Written by Tim Clifford for School Book
The big buzz in education circles is the recent decision in California by Judge Treu eviscerating tenure for teachers on the grounds that it is discriminatory for poor and underprivileged students.
It got me thinking about what else the esteemed judge could have struck down.
For example, he might have decreed that since poverty is the single greatest detriment to a student’s educational achievement, the wealthy would have to shell out new tax dollars to even the score. He also could have ruled that poor students would receive free healthcare and increased SNAP benefits to ensure they are well and well fed enough to take full advantage of the educational opportunities afforded them.
But Treu didn’t do any of those things to improve the lot of children in California. He struck down teacher tenure. Why was tenure singled out when so many other societal factors weigh so much more heavily on educational outcomes for impoverished students?
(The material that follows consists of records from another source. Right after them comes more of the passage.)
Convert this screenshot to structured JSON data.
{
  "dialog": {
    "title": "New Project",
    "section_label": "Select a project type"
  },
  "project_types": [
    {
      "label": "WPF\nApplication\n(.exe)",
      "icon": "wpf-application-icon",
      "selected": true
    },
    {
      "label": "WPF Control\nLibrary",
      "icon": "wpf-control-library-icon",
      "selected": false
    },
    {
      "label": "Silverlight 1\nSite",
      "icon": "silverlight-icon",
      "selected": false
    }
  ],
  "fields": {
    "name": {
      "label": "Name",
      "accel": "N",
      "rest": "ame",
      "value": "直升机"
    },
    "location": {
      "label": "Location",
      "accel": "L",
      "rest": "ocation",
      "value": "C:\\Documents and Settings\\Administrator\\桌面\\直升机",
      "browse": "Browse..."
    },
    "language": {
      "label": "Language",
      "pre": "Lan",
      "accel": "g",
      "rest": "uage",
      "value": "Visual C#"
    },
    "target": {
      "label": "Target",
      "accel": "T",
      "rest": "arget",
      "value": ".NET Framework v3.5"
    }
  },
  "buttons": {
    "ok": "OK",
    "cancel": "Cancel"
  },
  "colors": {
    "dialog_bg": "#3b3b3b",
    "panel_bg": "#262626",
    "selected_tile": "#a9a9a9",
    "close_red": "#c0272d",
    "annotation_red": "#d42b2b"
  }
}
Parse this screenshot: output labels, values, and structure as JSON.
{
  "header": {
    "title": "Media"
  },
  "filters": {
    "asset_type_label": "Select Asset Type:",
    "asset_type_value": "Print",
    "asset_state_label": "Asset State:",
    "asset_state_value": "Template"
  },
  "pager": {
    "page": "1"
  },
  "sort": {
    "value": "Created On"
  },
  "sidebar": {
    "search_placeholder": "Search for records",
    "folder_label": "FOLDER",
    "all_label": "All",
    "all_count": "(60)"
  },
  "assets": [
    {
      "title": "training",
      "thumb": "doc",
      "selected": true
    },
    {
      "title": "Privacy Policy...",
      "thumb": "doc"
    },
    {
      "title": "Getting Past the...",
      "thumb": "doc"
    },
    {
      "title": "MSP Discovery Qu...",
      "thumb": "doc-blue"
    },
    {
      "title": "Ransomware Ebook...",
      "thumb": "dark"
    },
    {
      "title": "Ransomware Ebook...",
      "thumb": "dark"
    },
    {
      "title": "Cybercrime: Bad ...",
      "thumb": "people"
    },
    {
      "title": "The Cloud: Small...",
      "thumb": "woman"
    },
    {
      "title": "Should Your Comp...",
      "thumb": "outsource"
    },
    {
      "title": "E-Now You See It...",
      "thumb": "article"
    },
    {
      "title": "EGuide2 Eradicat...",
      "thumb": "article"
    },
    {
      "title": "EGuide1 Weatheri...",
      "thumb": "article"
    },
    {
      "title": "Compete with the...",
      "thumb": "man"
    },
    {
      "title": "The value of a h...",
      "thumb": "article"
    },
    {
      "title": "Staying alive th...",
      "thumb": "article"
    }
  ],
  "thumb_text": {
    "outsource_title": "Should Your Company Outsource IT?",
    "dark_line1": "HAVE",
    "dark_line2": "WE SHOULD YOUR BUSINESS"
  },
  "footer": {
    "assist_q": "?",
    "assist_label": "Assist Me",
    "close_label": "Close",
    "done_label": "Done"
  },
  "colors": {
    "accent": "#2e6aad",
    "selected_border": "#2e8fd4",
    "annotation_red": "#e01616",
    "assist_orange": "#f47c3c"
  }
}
The highly varnished version from the group Students Matter is that nine students, none of whom look older than 14, decided on their own that tenure was the bane of teaching, and battled those nasty teachers’ unions to secure their right to a fair education. The truth is that these kids appear to be pawns in an attempt by millionaire David Welch, founder of Student Matters, to snatch away the Holy Grail of education reform: teacher tenure.
Tenure is widely misunderstood. Continue reading at School Book.